National Geographic : 2018 Feb
Feeding china 91 WalKing the length oF a coW barn and processing plant at Modern Farming’s Beng- bu Farm in Anhui Province, the largest dairy farm in China, took me almost five minutes. It was dim and cool, and there was a sweet smell, half animal and half decay, that wasn’t quite unpleasant. The cows, black-and-white mottled Holsteins, were quiet. They poked their heads through slotted metal fencing to reach feed along the concrete walkway and eyed me, a white-clad interloper in sterile coveralls, galoshes, bonnet, and face mask, with mild interest. The farm, nearly 600 acres, has eight enormous barns built to hold 2,880 milking cows each. Other barns and sheds hold calves and pregnant cows, putting the farm’s maximum bovine population at 40,000, among the largest in the world. Part of industri- al agriculture’s allure is the sheer scale of it, and China has succumbed to this as it has expanded its meat and dairy production. China has always prized pork in its diet, and hogs were tradition- ally raised—and slaughtered—in backyard plots; as recently as 2001, farms with more than 50 hogs made up just a quarter of the market.

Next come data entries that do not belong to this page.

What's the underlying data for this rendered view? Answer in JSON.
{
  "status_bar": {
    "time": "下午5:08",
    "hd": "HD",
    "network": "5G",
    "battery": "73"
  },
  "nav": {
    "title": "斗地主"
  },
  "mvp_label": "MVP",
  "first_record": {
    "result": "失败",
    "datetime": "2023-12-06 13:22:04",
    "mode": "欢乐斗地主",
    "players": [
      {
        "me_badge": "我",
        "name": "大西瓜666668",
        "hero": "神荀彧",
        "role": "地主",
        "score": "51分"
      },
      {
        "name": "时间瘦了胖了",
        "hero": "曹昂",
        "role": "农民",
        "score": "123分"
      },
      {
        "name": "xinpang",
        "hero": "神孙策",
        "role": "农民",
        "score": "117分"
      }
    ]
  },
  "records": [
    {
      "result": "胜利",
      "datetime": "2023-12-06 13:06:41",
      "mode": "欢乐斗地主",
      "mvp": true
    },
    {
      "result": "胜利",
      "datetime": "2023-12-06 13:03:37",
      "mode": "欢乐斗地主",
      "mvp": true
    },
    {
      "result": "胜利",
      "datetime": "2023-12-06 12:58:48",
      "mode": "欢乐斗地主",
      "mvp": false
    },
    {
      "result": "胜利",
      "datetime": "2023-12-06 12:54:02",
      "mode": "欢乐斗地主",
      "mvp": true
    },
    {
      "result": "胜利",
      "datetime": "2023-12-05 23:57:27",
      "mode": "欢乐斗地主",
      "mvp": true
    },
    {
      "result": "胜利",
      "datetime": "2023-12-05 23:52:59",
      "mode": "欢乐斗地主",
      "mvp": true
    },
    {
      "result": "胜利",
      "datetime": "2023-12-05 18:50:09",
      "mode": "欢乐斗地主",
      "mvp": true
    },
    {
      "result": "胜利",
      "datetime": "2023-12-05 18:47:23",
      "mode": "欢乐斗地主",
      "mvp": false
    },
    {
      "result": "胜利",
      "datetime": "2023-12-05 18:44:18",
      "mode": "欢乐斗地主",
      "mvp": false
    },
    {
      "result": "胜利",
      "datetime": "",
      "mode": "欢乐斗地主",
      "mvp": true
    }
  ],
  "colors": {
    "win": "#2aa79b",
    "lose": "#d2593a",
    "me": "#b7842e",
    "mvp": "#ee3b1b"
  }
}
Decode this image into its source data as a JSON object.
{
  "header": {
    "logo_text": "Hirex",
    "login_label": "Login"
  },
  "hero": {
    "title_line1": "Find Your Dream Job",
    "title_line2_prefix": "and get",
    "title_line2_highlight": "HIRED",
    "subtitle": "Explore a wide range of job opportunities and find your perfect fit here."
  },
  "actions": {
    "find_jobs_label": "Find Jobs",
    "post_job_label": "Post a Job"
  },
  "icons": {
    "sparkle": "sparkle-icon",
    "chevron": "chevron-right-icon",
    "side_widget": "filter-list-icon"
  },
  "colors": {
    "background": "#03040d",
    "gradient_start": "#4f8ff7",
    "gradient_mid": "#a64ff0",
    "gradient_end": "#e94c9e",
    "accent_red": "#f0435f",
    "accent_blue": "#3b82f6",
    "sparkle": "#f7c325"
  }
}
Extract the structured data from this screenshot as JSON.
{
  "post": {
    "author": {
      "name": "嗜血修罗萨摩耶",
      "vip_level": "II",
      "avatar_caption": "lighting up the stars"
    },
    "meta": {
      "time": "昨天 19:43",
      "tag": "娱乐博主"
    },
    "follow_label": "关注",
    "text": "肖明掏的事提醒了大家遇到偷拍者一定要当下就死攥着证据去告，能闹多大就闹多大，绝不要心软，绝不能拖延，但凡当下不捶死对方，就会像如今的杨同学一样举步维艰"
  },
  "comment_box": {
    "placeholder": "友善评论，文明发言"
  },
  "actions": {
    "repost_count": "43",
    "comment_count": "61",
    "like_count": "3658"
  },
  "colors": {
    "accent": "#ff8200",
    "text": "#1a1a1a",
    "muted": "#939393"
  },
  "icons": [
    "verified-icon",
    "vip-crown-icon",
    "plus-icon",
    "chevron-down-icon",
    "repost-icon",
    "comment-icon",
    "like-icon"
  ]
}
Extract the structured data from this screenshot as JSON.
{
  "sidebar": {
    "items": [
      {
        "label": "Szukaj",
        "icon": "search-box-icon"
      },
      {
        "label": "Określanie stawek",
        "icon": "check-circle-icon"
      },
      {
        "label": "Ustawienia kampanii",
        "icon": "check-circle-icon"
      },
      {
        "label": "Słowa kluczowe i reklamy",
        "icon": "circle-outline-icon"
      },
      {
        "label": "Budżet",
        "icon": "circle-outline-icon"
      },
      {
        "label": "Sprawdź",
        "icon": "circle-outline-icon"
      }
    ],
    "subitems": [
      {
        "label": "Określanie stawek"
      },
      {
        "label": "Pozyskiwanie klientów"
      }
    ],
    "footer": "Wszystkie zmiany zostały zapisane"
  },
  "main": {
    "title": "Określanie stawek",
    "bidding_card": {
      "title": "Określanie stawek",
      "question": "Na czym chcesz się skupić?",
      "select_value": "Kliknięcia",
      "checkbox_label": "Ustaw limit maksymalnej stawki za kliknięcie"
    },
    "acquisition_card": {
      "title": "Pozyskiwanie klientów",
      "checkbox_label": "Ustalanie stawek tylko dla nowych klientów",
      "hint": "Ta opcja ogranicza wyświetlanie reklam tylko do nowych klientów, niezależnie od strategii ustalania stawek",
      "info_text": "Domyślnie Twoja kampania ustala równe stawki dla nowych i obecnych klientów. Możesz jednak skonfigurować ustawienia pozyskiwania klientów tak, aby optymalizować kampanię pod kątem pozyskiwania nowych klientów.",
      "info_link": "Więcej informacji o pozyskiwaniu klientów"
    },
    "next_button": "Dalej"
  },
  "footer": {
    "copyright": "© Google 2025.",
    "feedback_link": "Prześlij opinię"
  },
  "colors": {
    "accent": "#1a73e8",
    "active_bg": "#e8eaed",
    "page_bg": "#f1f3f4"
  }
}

By 2015 an estimated three-fourths of China’s hogs were being produced on such farms. An expanding appetite for poultry and eggs also has been an- swered by industrial farms. But perhaps the most surprising industrialization has been at dairy farms like the one I visited in Bengbu. Tradition- al production had been household based, as hogs were, but after a 2008 food-safety scandal involv- ing fatally contaminated infant formula, China pushed the industry to modernize. In 2008 near- ly one in six dairy farms held 200 or more cows. By 2013 more than one in three did. It’s difficult to overstate the importance of food safety to Chinese consumers. Besides fatal levels of melamine in baby formula, scandals have included long beans treated with a banned pesticide and adulterated fox meat passed off as donkey. A 2016 McKinsey & Company study found that nearly three-quarters of Chinese cus- tomers worry that the food they eat is harmful to their health. The vast number of small farms makes China’s food system “almost completely unmanageable in terms of food safety,” says Scott Rozelle, an expert on rural China at Stanford Uni- versity. Industrial dairies and slaughterhouses make traceability and accountability for quality possible, and this is something Chinese consum- ers want. Indeed a colloquial phrase traditionally used to describe being at ease, “Put your heart down,” has been repurposed. Farmers repeatedly assured me that I could put my heart down with their food; it was, in other words, safe to enjoy. At Modern Farming’s dairy, officials intro- duced me to an employee, Zhang Yunjun, whose family home had been where the offices now stand. The Bengbu farm displaced about a hun- dred villagers, and the government moved them a little way down the road. People in the village cooperated willingly when officials promised jobs at the dairy, new housing, and regular in- creases to the rental fee for their land. Before the dairy Zhang had worked about six acres with two relatives, growing peanuts and wheat. Now 55, he tends to bedding in the barns and earns more than twice what he did farming. “People are very happy,” he says. “It was really hard working as a farmer. Now I can make much more.” Nearly every proponent of large-scale farms told me some version of this story, saying that big farms are effective solutions to poverty in rural areas. Farmers, the thinking goes, can work for the big farm and rent out their land, earning two incomes at once. But the reality doesn’t always match the sales pitch. “ They do employ people, but it’s very limited,” says Ye Jingzhong, a rural sociologist at China Agricultural University in Beijing. “If they want to make a profit, the first thing they want to cut is the labor employment. And they can only employ a very limited amount of low-paid farmworkers.” As the sun began to set, I visited the displaced villagers and found their enthusiasm for the dairy much thinner than Zhang’s. They live in a gridded SYSTEM OF SMALL FARMS.